Possibly. You may have to pay taxes on some of your Social Security income if you have other income in addition to your benefits. Per the IRS, if you:

  • file as an individual – single, head of household, or widow(er) – and your combined income is between $25,000 and $34,000, you may pay income tax on up to 50% of your benefits. If it’s more than $34,000, up to 85% of your benefits could be taxable.
  • file a joint return and your combined income (you and your spouse) is between $32,000 and $44,000, you may pay income tax on up to 50% of your benefits. If it’s more than $44,000, up to 85% could be taxable.
  • file under married filing separately status, you will most likely pay taxes on your Social Security benefits.

Your combined income is calculated by adding any nontaxable interest and 50% of your Social Security benefits to your adjusted gross income. If Social Security is your only source of income, however, you will not owe taxes on your benefits.

4. You Don’t Have to File Taxes If You Don’t Receive a W-2 or 1099.

Incorrect! If you are paid in cash, cryptocurrency, or goods, you are still required to file a tax return if you earn $400 or more. You may also need to pay self-employment taxes. To learn more, check out our blog post, Tax Tips for Independent Contractor Work.

5. You Can Choose Your Filing Status.

Yes and no. The IRS has five filing statuses: single, head of household, qualifying widow(er), married filing jointly, and married filing separately. In most cases, the choice is easy. There are life events, however, that may complicate things. For example, if you get married anytime during the tax year, even if it’s on December 31, you cannot file as an individual. And if you are not married on December 31, due to a legal separation or divorce, you cannot file as a married person, even if you were married 364 days of the year. If your spouse dies, it can get even more complicated, especially if you remarry before the end of the tax year. If you are married, however, you can choose between married filing jointly or married filing separately status, depending on which gives you better tax advantages. When in doubt, always consult with a tax professional to ensure you select the correct filing status.

6. When Your Stocks Lose Money You Can Claim a Loss.

Nope. Nobody enjoys seeing their stock values plummet. Unfortunately, unless you sell or transfer those stocks at a loss, you won’t be able to claim your misfortune on your tax return. Unrealized gains and losses carry no tax benefits or consequences. 

7. If You Use a CPA, They Are Responsible For Errors on Your Return.

Wrong. Even if you pay someone to complete your tax return, you are liable for all errors it may contain. Always double-check your forms before signing and filing them. To reduce your risk of getting into trouble with the IRS, review their tips for hiring a reputable tax preparer

8. You Won’t Owe Taxes If You’re Paid in Cryptocurrency.

Incorrect. The IRS is cracking down on those who dabble in cryptocurrency. If you are paid for services rendered or in trade for tangible goods, you must claim it as income and pay taxes. To learn more, be sure to check out our Ultimate Cryptocurrency Tax Guide!

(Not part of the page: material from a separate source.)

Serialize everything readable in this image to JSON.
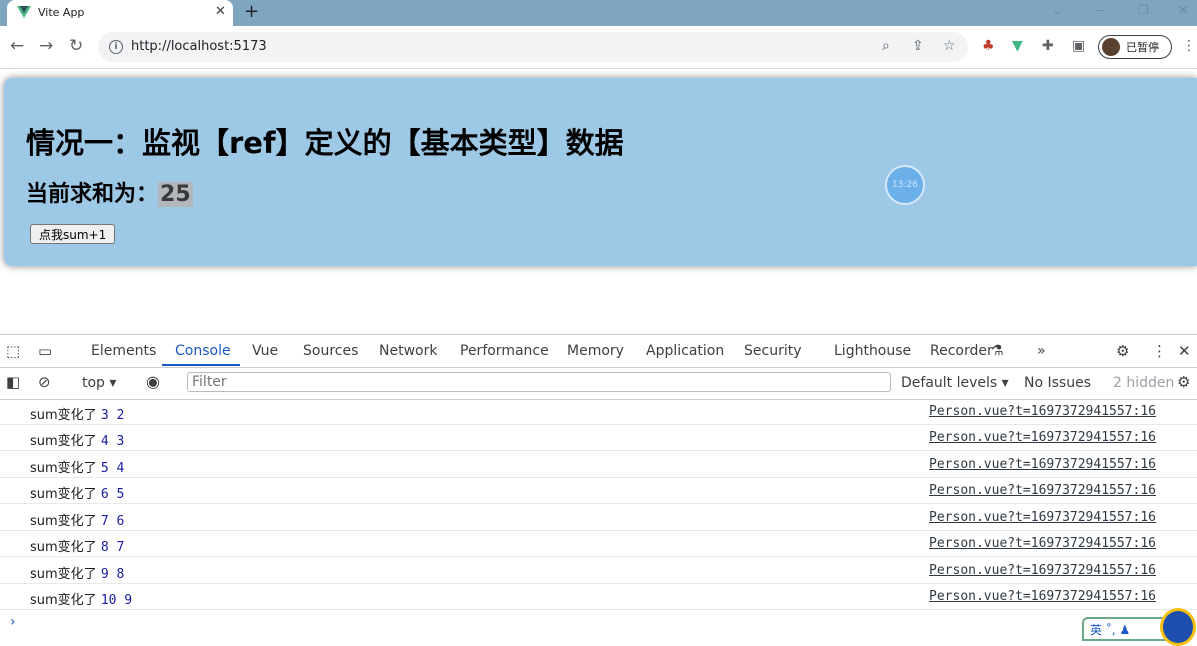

9. If Your Spouse Doesn’t Work, They Can Be Claimed as a Dependent.

False. Even if your spouse sometimes acts like a child, they cannot be claimed as a dependent regardless of their employment status. As far as tax myths go, this one never fails to amuse us.

10. Filing a Tax Return is Voluntary.

Not really. Although the IRS classifies ours as a “voluntary” tax system that doesn’t mean that filing a return is voluntary. It simply means that you get to complete and submit your tax return instead of the government doing it for you. If you owe taxes and don’t file, however, the IRS may file a substitute for return (SFR) on your behalf. This will not include any credits or deductions you may be due and could result in a higher tax liability.

Don’t believe all the tax myths you hear. For the truth about taxes, call Tax Defense Network at 855-476-6920 for a free consultation. We can help with unfiled tax returns, back taxes, and more. If you have tax questions, we have the answers!